But now that chance had fallen into hers, she seemed to know what to do. Her taste in guys had probably afforded her some experience parsing damaged boy code, and she cracked my half-hid hesitance with accordant fluency. Soon we traded that tacky almost-chair for the floor, our limbs entwined and our eyes set to the Spielberg sci-fi unfolding onscreen. That I felt comfortable enough to lean over her shoulder and interrupt her lips in the middle of some witty quip about aliens was a testament to her skill.
Our brief time together remains unique in my mind for how entirely innocent it felt. No clothes were removed, and all we did was kiss. But there was something especially intimate to it, as if we had in fact found our way to that domestic twilight zone parallel, however distantly, to the typical teen reality we shared. By the time we looked at a clock it was almost daybreak, and I remember sitting on the couch in the first floor living room, the sun beginning to coat the smaller, daytime TV screen in its reflected glare as she lay on my lap, bundled up and smiling peacefully in a shallow sleep.
“Wait a minute,” she said, behind the wheel again, watching the train pull away for the city without me. “I think there’s another station close to here that’s got one coming soon.” It must have taken some time to rouse ourselves from the empty home, shuffle into the car and get moving, but it felt as fast as snapping the spine of a dream.
“No worries,” I assured her, opening my door. “I don’t mind a wait.”
She insisted, and removed her foot from the brake with finality. Not to be outdone, I swung my legs out the open door and dropped my feet to the moving ground, the rubber soles of my off-brand Dunks screaming dramatically against the asphalt. She relented, shouted that I was crazy, and with a smile requited my farewell.
I wasn’t so sure what was going to happen next at the time, but that imaginary plane we shared was not to be repeated or realized — and for a long time, we never spoke a word of it. But for just as long, something new played inside her eyes every time they met mine. Our friendship found its way through the night to that delicate place where it could stand enriched, not in ruins, by having moved just briefly beyond that threshold — as if there were some sweet knowledge between us that most great friends seldom can or get to share.

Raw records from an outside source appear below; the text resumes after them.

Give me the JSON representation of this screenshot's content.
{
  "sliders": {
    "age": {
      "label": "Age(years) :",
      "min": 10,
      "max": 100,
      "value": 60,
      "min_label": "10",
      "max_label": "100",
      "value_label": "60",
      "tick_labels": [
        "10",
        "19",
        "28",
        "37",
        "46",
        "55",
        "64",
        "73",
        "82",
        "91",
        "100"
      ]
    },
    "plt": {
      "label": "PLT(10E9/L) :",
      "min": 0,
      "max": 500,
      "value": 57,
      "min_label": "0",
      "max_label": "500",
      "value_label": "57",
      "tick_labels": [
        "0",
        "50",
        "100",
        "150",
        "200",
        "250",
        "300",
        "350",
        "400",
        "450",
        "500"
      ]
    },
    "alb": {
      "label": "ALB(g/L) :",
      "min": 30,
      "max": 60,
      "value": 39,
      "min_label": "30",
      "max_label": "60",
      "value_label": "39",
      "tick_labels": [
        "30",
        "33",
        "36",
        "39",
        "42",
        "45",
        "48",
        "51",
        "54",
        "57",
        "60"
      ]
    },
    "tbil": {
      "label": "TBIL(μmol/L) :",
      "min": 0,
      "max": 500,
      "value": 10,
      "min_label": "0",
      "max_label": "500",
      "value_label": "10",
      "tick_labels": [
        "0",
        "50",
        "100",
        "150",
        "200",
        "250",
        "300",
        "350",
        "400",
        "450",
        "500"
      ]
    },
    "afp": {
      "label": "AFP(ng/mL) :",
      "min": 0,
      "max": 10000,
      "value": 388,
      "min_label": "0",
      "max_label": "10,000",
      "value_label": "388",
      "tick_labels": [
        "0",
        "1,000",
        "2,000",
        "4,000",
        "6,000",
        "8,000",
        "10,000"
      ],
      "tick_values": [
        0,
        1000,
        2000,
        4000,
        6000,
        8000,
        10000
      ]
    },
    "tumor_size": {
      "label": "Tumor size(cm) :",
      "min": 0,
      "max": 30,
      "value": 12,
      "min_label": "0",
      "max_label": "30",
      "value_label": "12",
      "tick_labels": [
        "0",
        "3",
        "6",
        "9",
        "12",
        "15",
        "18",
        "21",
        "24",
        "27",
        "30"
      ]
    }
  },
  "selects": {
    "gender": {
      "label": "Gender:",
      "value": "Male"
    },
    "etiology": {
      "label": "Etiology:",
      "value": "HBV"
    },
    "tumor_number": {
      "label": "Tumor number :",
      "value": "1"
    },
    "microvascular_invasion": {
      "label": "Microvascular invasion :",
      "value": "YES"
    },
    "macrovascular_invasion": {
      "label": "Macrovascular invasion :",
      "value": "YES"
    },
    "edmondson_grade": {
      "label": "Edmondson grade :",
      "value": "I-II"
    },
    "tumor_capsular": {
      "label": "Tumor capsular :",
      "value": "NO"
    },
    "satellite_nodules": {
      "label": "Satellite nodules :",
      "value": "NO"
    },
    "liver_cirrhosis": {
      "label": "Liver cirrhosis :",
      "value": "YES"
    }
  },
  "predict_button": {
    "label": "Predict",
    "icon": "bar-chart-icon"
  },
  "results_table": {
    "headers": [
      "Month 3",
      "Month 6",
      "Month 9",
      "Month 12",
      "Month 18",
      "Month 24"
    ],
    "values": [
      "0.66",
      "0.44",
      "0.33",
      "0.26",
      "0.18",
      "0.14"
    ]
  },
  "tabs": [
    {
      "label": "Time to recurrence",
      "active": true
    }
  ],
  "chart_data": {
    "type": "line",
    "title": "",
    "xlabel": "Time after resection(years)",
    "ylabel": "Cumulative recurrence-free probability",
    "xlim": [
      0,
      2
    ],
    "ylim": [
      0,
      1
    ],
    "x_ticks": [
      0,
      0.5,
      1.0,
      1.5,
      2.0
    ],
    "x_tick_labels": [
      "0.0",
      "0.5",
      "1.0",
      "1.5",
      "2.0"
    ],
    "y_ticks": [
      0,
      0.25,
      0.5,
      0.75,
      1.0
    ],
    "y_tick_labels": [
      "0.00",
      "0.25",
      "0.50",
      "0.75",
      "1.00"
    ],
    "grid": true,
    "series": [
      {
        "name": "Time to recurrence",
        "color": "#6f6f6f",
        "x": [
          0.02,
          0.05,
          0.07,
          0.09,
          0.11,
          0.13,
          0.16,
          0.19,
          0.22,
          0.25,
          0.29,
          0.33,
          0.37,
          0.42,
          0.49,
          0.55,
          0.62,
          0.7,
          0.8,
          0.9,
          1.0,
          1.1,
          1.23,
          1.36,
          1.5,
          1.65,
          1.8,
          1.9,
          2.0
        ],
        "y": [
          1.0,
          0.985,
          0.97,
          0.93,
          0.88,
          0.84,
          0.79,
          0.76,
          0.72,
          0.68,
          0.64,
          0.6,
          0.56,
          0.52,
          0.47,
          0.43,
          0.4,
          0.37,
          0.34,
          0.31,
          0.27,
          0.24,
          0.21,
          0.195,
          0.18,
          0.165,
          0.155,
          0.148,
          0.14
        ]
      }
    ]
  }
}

The fact that we have now each written pieces about it means something, though I can’t be quite sure exactly what — I’ve never read hers.
Of course, after she joined my band to lend us her voice at high school’s end, things wound up getting more complicated. Just a couple months later, we wouldn’t even be on speaking terms anymore, and she blamed Jack — her “replacement” — for the death of our friendship. She had said as much to Jack herself.
But she was wrong about that. It wasn’t Jack who had been responsible for my fallout with Marie, but none other than that sad, bright-eyed boy Lupin.